● Work required
Scan the entries that follow and give only the number of lines containing "Marketplace".

● Supplied entries
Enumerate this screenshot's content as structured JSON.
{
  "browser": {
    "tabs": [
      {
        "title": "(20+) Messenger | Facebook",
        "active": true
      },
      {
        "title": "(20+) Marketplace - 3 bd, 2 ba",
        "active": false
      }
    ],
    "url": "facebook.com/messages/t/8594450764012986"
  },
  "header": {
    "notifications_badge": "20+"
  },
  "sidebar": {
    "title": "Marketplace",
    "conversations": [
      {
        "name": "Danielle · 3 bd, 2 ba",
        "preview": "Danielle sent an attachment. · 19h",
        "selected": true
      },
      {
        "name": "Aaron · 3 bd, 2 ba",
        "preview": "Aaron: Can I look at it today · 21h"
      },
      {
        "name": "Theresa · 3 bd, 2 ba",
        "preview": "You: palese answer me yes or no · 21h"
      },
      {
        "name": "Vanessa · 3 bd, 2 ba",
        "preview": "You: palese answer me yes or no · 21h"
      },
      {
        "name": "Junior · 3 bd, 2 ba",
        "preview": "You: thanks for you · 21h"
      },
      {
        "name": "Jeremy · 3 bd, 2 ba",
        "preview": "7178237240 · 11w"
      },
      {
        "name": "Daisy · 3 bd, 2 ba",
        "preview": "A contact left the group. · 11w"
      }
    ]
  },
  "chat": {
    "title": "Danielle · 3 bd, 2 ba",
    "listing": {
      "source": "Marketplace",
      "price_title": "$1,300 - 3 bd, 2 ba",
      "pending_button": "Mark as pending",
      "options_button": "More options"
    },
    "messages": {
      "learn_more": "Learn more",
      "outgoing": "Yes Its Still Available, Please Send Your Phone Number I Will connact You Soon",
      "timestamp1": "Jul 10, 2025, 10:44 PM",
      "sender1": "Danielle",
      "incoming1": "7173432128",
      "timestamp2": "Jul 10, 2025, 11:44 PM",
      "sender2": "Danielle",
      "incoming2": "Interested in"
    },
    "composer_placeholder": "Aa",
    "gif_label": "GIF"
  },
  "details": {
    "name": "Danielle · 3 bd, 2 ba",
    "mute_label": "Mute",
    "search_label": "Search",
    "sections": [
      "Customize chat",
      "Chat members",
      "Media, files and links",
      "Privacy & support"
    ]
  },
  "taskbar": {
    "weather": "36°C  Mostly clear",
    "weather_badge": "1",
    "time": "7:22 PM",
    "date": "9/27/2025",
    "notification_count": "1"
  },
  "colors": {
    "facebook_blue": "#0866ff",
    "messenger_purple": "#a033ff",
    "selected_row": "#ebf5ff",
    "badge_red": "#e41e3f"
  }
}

● Response area
3